# WORK ITEM
Look through the entries below and show every line containing the word "Velocity".

# RECORDS TO PROCESS

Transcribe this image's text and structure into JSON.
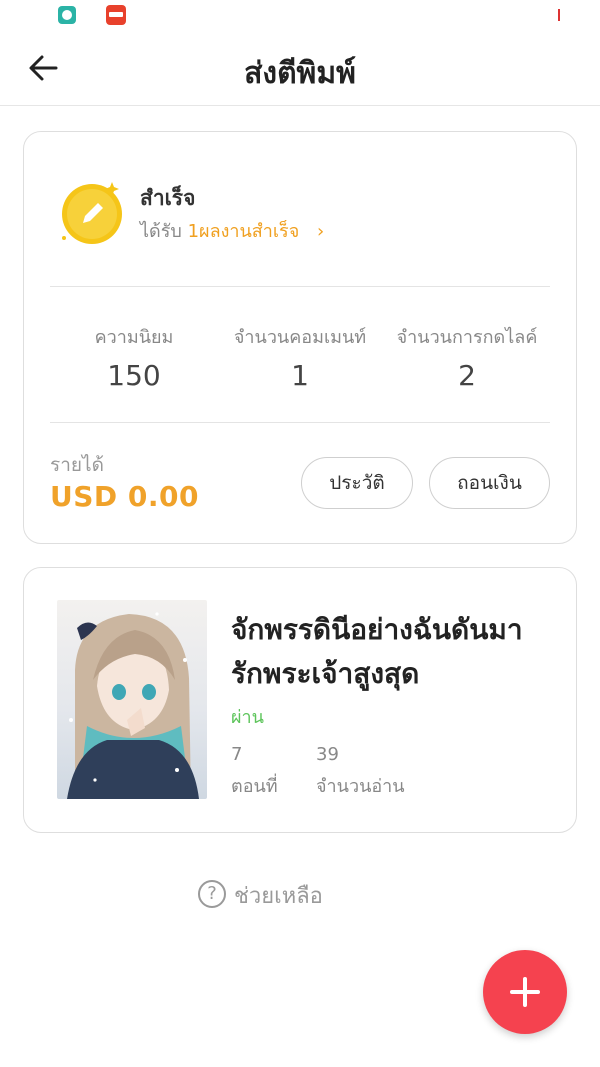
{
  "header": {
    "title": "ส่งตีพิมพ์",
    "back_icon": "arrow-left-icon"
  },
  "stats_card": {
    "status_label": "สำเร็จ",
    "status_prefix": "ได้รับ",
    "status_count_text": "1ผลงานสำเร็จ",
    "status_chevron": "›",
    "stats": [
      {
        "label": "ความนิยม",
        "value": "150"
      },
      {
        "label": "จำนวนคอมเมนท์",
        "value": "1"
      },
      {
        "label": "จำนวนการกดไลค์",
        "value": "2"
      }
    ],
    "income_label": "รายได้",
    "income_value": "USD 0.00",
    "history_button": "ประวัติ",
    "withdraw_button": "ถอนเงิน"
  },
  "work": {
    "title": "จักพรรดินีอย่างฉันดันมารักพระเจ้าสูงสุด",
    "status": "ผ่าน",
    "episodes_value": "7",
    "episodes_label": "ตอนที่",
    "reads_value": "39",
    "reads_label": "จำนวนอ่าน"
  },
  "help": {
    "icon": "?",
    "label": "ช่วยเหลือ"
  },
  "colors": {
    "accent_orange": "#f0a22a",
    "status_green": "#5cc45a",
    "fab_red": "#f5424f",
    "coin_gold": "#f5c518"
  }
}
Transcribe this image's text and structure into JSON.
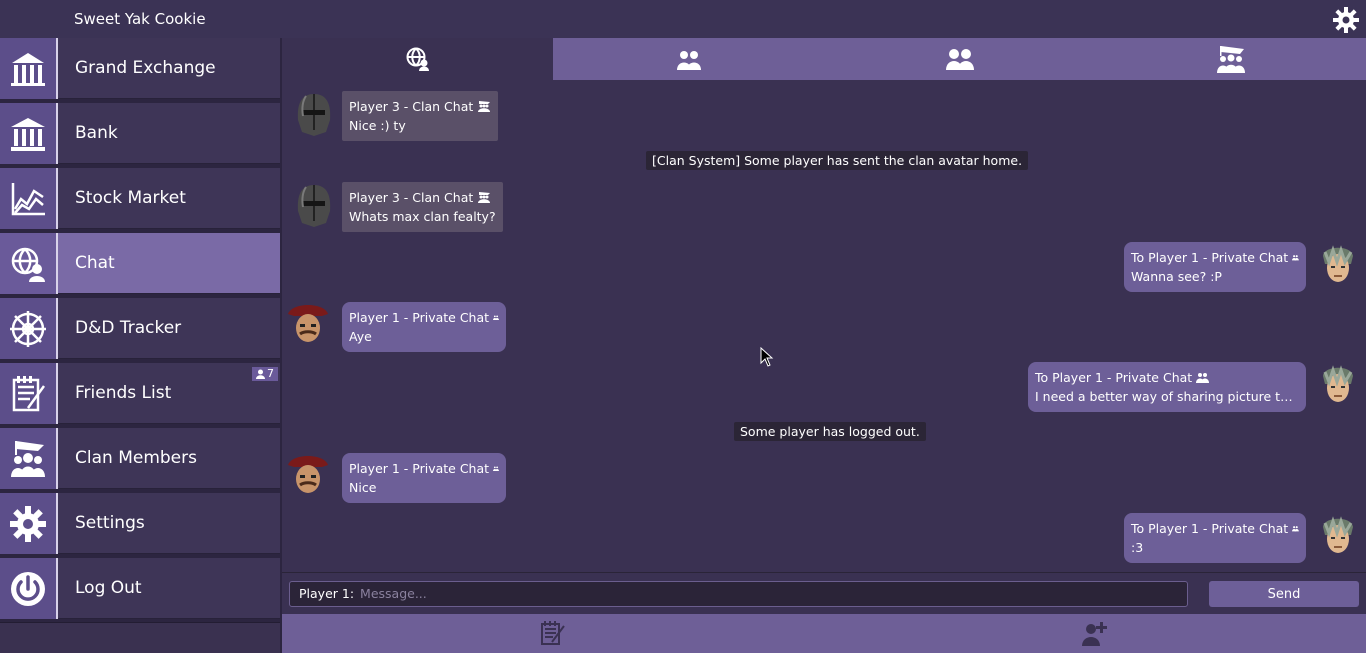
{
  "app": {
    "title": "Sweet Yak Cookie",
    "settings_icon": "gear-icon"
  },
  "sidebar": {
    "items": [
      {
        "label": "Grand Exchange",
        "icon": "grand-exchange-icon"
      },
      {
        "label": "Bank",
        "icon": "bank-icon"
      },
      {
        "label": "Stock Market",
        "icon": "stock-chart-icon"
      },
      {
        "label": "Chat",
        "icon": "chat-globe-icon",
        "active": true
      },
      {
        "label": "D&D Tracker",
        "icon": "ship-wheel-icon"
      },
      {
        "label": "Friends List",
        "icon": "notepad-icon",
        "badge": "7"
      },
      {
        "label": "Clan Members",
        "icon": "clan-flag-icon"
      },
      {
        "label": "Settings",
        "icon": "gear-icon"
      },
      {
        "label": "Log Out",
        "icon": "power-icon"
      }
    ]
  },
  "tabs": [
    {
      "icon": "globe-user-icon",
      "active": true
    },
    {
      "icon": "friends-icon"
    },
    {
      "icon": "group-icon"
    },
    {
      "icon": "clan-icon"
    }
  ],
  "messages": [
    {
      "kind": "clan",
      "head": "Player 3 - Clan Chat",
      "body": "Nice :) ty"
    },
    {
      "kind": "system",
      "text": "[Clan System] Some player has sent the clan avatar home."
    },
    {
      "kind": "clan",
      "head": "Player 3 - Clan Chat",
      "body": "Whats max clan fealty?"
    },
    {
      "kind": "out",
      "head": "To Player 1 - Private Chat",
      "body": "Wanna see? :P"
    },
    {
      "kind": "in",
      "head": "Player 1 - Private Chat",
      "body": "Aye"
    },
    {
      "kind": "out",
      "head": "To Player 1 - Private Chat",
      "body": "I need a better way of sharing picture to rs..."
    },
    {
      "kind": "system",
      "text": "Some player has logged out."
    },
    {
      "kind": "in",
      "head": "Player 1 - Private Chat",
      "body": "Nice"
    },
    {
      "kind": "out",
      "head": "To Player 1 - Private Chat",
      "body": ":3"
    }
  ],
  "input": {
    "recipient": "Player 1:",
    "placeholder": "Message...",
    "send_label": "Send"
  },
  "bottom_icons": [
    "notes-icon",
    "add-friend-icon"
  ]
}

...

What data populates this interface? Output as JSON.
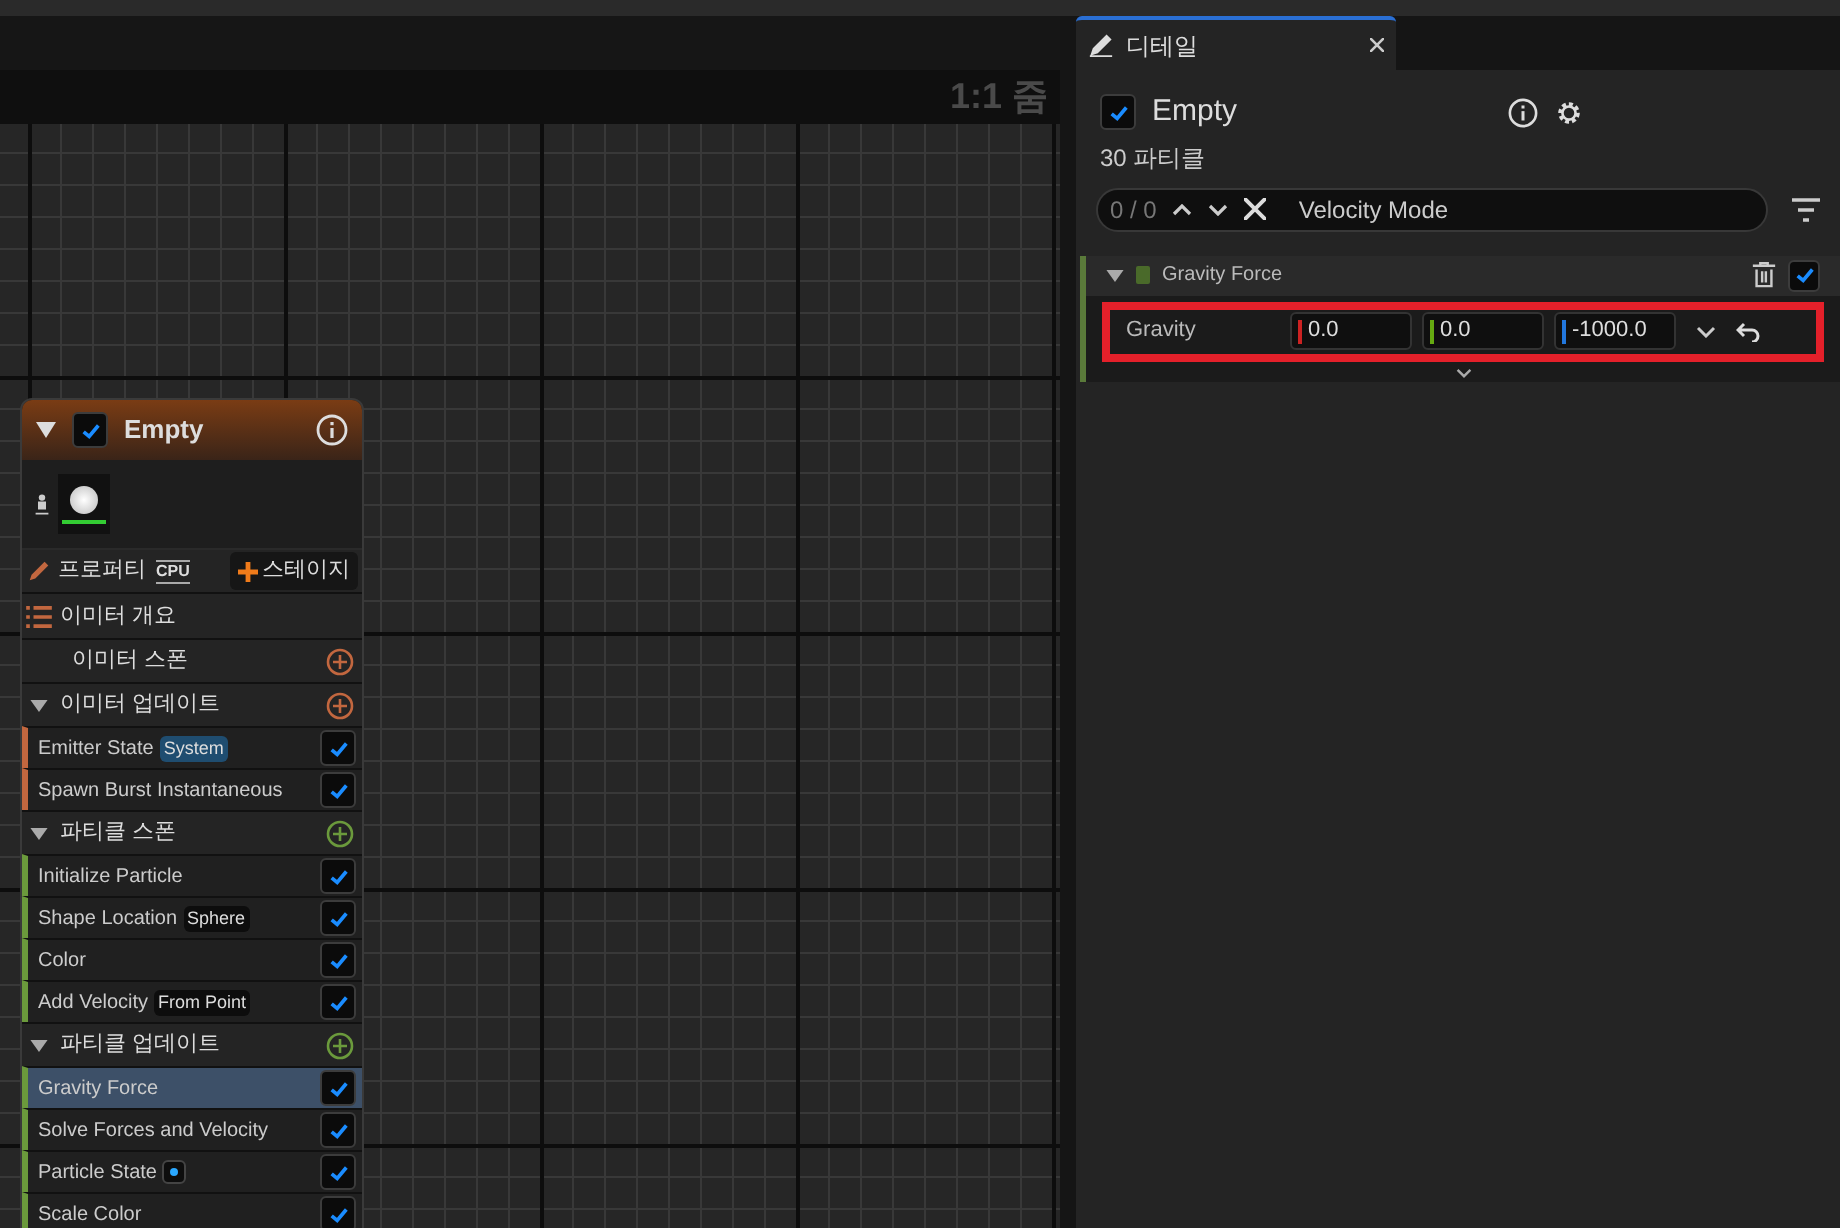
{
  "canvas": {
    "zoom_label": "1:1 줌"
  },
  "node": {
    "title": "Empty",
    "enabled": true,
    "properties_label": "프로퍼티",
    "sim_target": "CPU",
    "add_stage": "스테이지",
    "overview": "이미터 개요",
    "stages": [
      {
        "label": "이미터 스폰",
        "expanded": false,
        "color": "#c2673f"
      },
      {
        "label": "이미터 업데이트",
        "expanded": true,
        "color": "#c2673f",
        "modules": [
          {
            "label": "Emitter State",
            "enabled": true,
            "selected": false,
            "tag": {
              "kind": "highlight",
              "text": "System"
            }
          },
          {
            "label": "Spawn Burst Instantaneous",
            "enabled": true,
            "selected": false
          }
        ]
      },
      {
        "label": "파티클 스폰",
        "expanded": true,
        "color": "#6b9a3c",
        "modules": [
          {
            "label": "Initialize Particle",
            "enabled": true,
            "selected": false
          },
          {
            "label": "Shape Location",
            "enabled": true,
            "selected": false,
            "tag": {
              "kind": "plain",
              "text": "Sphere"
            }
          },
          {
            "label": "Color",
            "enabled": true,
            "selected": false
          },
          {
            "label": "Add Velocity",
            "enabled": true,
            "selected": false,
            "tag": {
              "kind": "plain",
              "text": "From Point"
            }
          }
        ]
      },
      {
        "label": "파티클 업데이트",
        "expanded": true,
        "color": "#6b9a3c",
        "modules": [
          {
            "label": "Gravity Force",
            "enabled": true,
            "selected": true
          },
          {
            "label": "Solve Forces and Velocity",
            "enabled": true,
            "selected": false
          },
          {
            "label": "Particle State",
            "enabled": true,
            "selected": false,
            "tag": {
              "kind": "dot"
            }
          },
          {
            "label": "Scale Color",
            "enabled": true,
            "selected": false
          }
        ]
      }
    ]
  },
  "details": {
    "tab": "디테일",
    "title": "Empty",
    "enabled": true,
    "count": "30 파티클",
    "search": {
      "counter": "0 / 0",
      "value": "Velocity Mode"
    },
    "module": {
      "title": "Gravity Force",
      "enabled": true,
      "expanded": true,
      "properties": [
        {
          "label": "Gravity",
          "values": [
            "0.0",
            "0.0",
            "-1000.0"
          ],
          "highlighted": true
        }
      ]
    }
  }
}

# TASK RESPONSE
            "label": "Add Velocity",
            "label": "Solve Forces and Velocity",
      "value": "Velocity Mode"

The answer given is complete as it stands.